>>>
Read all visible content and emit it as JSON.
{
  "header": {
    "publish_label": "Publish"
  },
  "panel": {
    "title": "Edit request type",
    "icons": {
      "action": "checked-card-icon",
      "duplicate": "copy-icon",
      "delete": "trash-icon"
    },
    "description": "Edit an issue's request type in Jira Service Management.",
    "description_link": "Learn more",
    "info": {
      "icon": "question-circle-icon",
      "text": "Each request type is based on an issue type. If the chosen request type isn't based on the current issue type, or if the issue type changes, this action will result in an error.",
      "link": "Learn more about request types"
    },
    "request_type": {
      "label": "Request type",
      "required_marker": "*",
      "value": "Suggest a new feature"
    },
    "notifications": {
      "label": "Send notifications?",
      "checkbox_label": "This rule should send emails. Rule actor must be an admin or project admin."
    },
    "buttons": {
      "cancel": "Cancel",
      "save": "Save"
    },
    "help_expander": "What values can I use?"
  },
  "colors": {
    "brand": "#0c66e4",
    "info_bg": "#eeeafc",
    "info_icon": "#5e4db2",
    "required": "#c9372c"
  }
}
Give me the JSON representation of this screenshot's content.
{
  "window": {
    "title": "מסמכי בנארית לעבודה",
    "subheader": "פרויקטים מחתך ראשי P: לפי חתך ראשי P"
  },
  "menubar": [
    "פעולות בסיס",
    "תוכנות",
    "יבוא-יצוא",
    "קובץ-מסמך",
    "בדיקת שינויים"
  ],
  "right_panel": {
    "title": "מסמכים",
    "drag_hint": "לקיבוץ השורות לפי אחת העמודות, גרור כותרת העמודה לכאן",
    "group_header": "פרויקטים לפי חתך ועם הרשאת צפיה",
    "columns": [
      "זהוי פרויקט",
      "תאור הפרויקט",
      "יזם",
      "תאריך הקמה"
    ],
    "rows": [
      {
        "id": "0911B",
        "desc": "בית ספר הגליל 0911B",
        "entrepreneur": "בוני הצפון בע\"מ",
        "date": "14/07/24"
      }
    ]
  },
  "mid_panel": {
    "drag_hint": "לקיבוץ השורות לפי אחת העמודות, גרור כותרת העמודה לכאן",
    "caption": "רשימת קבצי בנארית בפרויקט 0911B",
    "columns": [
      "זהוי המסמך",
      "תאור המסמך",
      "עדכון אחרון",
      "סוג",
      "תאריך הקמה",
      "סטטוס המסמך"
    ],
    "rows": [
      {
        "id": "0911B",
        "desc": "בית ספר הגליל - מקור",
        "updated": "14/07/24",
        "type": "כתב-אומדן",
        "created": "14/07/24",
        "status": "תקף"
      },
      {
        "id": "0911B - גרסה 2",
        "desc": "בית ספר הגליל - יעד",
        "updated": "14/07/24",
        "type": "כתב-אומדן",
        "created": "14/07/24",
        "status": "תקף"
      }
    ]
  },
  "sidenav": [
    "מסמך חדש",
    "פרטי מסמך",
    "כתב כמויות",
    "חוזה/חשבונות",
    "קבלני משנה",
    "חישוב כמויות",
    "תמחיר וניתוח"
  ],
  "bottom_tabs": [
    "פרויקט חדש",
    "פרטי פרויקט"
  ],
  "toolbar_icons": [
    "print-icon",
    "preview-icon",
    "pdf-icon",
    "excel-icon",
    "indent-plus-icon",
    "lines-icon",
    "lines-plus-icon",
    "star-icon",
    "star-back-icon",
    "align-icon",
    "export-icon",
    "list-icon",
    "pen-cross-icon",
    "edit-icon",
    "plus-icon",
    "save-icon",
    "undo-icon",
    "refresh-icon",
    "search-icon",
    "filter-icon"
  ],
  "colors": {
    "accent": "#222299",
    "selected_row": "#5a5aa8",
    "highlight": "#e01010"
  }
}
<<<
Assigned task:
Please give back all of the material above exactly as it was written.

Written solution:
Read all visible content and emit it as JSON.
{
  "header": {
    "publish_label": "Publish"
  },
  "panel": {
    "title": "Edit request type",
    "icons": {
      "action": "checked-card-icon",
      "duplicate": "copy-icon",
      "delete": "trash-icon"
    },
    "description": "Edit an issue's request type in Jira Service Management.",
    "description_link": "Learn more",
    "info": {
      "icon": "question-circle-icon",
      "text": "Each request type is based on an issue type. If the chosen request type isn't based on the current issue type, or if the issue type changes, this action will result in an error.",
      "link": "Learn more about request types"
    },
    "request_type": {
      "label": "Request type",
      "required_marker": "*",
      "value": "Suggest a new feature"
    },
    "notifications": {
      "label": "Send notifications?",
      "checkbox_label": "This rule should send emails. Rule actor must be an admin or project admin."
    },
    "buttons": {
      "cancel": "Cancel",
      "save": "Save"
    },
    "help_expander": "What values can I use?"
  },
  "colors": {
    "brand": "#0c66e4",
    "info_bg": "#eeeafc",
    "info_icon": "#5e4db2",
    "required": "#c9372c"
  }
}
Give me the JSON representation of this screenshot's content.
{
  "window": {
    "title": "מסמכי בנארית לעבודה",
    "subheader": "פרויקטים מחתך ראשי P: לפי חתך ראשי P"
  },
  "menubar": [
    "פעולות בסיס",
    "תוכנות",
    "יבוא-יצוא",
    "קובץ-מסמך",
    "בדיקת שינויים"
  ],
  "right_panel": {
    "title": "מסמכים",
    "drag_hint": "לקיבוץ השורות לפי אחת העמודות, גרור כותרת העמודה לכאן",
    "group_header": "פרויקטים לפי חתך ועם הרשאת צפיה",
    "columns": [
      "זהוי פרויקט",
      "תאור הפרויקט",
      "יזם",
      "תאריך הקמה"
    ],
    "rows": [
      {
        "id": "0911B",
        "desc": "בית ספר הגליל 0911B",
        "entrepreneur": "בוני הצפון בע\"מ",
        "date": "14/07/24"
      }
    ]
  },
  "mid_panel": {
    "drag_hint": "לקיבוץ השורות לפי אחת העמודות, גרור כותרת העמודה לכאן",
    "caption": "רשימת קבצי בנארית בפרויקט 0911B",
    "columns": [
      "זהוי המסמך",
      "תאור המסמך",
      "עדכון אחרון",
      "סוג",
      "תאריך הקמה",
      "סטטוס המסמך"
    ],
    "rows": [
      {
        "id": "0911B",
        "desc": "בית ספר הגליל - מקור",
        "updated": "14/07/24",
        "type": "כתב-אומדן",
        "created": "14/07/24",
        "status": "תקף"
      },
      {
        "id": "0911B - גרסה 2",
        "desc": "בית ספר הגליל - יעד",
        "updated": "14/07/24",
        "type": "כתב-אומדן",
        "created": "14/07/24",
        "status": "תקף"
      }
    ]
  },
  "sidenav": [
    "מסמך חדש",
    "פרטי מסמך",
    "כתב כמויות",
    "חוזה/חשבונות",
    "קבלני משנה",
    "חישוב כמויות",
    "תמחיר וניתוח"
  ],
  "bottom_tabs": [
    "פרויקט חדש",
    "פרטי פרויקט"
  ],
  "toolbar_icons": [
    "print-icon",
    "preview-icon",
    "pdf-icon",
    "excel-icon",
    "indent-plus-icon",
    "lines-icon",
    "lines-plus-icon",
    "star-icon",
    "star-back-icon",
    "align-icon",
    "export-icon",
    "list-icon",
    "pen-cross-icon",
    "edit-icon",
    "plus-icon",
    "save-icon",
    "undo-icon",
    "refresh-icon",
    "search-icon",
    "filter-icon"
  ],
  "colors": {
    "accent": "#222299",
    "selected_row": "#5a5aa8",
    "highlight": "#e01010"
  }
}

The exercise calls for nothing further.